If a company fails to come up with a viable plan by March 31st, it would be required to repay its federal loans. The automakers and unions must understand what is at stake and make hard decisions necessary to reform.

These conditions send a clear message to everyone involved in the future of American automakers. The time to make hard decisions to become viable is now. Or the only option will be bankruptcy.

The actions I’m announcing today represent a step that we wish were not necessary. But given the situation, it is the most effective and responsible way to address this challenge facing our nation. By giving the auto companies a chance to restructure, we will shield the American people from a harsh economic blow at a vulnerable time and we will give American workers an opportunity to show the world, once again, they can meet challenges with ingenuity and determination and bounce back from tough times and emerge stronger than before.

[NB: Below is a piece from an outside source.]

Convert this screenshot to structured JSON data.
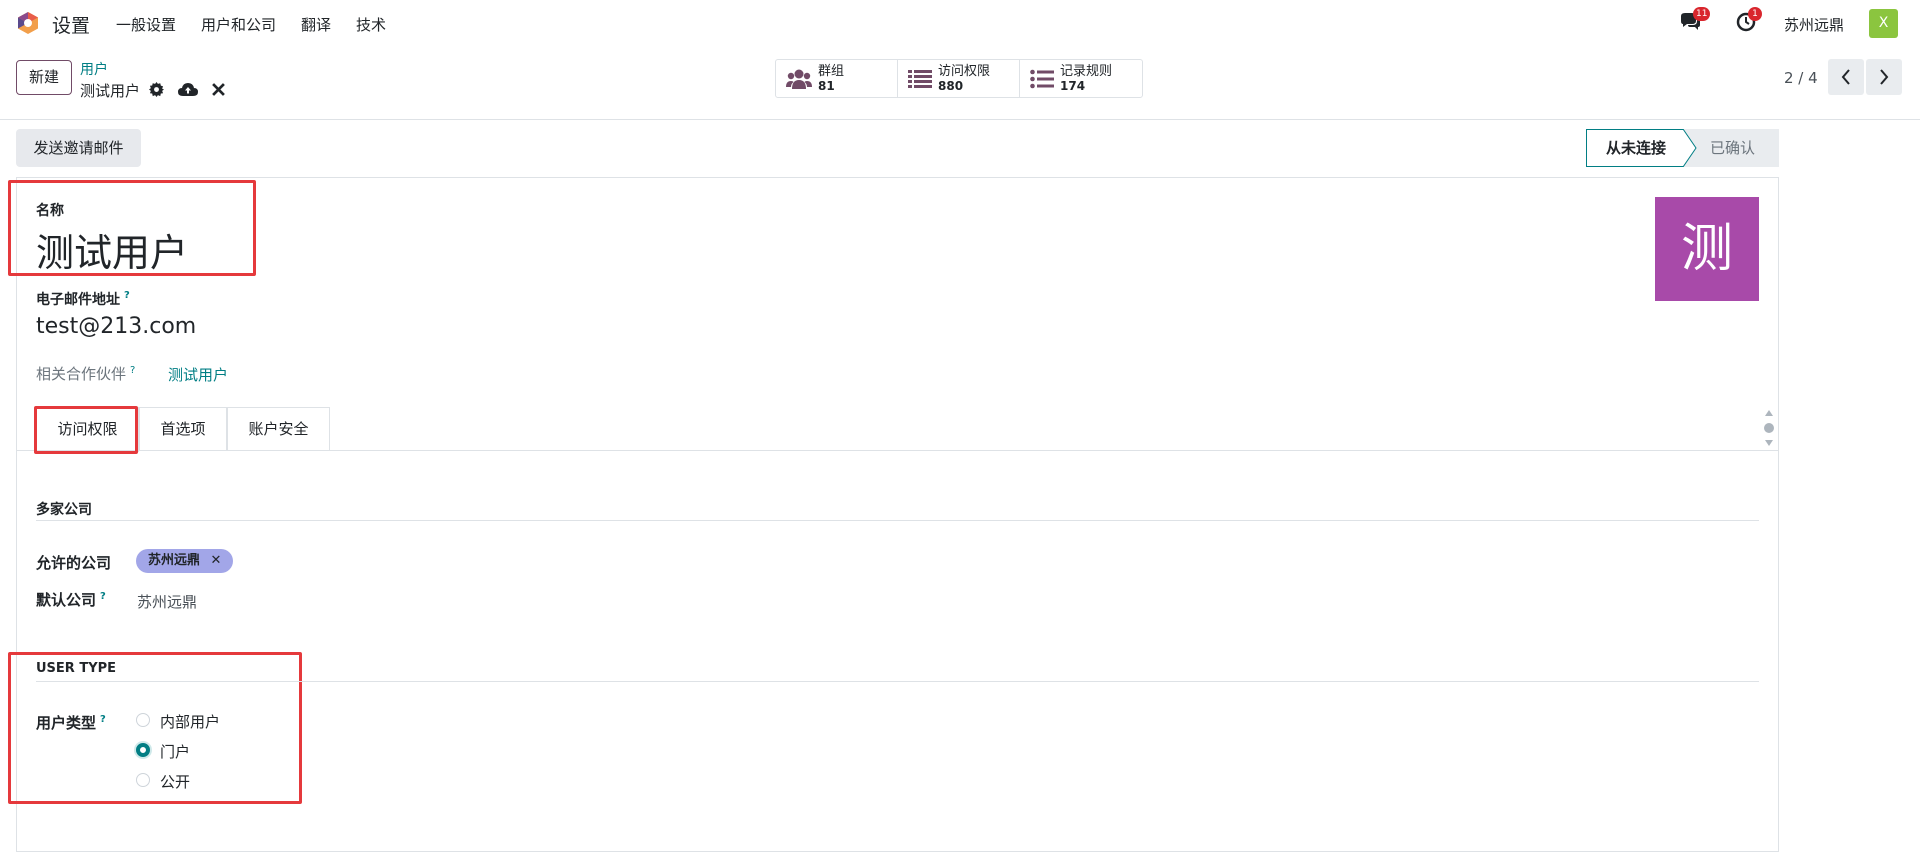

Thank you.

Chrysler to Shut Factories for One Month

December 17, 2008

Chrysler stated on Wednesday that it would close all 30 of its factories for at least one month, starting at the end of this week, in response to plunging vehicle sales in the United States.

From CNN:

All 30 of the carmaker’s plants will close after the last shift on Friday, and employees will not be asked to return to work before Jan. 19.

Chrysler blamed the “continued lack of consumer credit for the American car buyer” for the slow-down in sales that forced the move.

The company ordinarily shuts down operations between Dec. 24 and Jan. 5. This closure would add roughly two weeks to that shutdown.

Chrysler is the third of the Big Three automakers to suspend operations for January. Last week, General Motors announced it was idling 30% of its North American manufacturing capacity during the first quarter of 2009 in response to deteriorating market conditions. That move will take 250,000 vehicles out of production. On Wednesday, a Ford spokeswoman confirmed for CNN that the automaker is adding a week to its normal two-week seasonal shutdown at a number of its plants.

Chrysler would not say how many fewer vehicles would be produced because of this shutdown. A total of 46,000 employees will be affected. They will be paid during the time off through a combination of state unemployment benefits and Chrysler contributions, but they will not receive the full amount of their working pay, a Chrysler spokesman said.

“Chrysler dealers confirmed to the company at a recent meeting at its headquarters, that they have many willing buyers for Chrysler, Jeep and Dodge vehicles but are unable to close the deals, due to lack of financing,” the carmaker said in an announcement. “The dealers have stated that they have lost an estimated 20% to 25% of their volume because of this credit situation.”

Auto Bailout Talks Collapse

December 11, 2008

Bad news for the auto industry. A $14 billion emergency bailout for U.S. automakers collapsed in the Senate Thursday night after the United Auto Workers refused to accede to Republican demands for swift wage cuts.

From the Associated Press:

Senate Majority Leader Harry Reid said he was “terribly disappointed” about the demise of an emerging bipartisan deal to rescue Detroit’s Big Three.

He spoke shortly after Republicans left a closed-door meeting where they balked at giving the automakers federal aid unless their powerful union agreed to slash wages next year to bring them into line with those of Japanese carmakers.

Republican Sen. George V. Voinovich of Ohio, a strong bailout supporter, said the UAW was willing to make the cuts — but not until 2011.

Reid was working to set a swift test vote on the measure Thursday night, but it was just a formality. The bill was virtually certain to fail to reach the 60-vote threshold it would need to clear to advance.

Reid called the bill’s collapse “a loss for the country,” adding “I dread looking at Wall Street tomorrow. It’s not going to be a pleasant sight.”

The implosion followed an unprecedented marathon set of talks at the Capitol among labor, the auto industry and lawmakers who bargained into the night in efforts to salvage the auto bailout at a time of soaring job losses and widespread economic turmoil.

“In the midst of already deep and troubling economic times, we are about to add to that by walking away,” said Sen. Chris Dodd, D-Conn., the Banking Committee chairman who led negotiations on the package.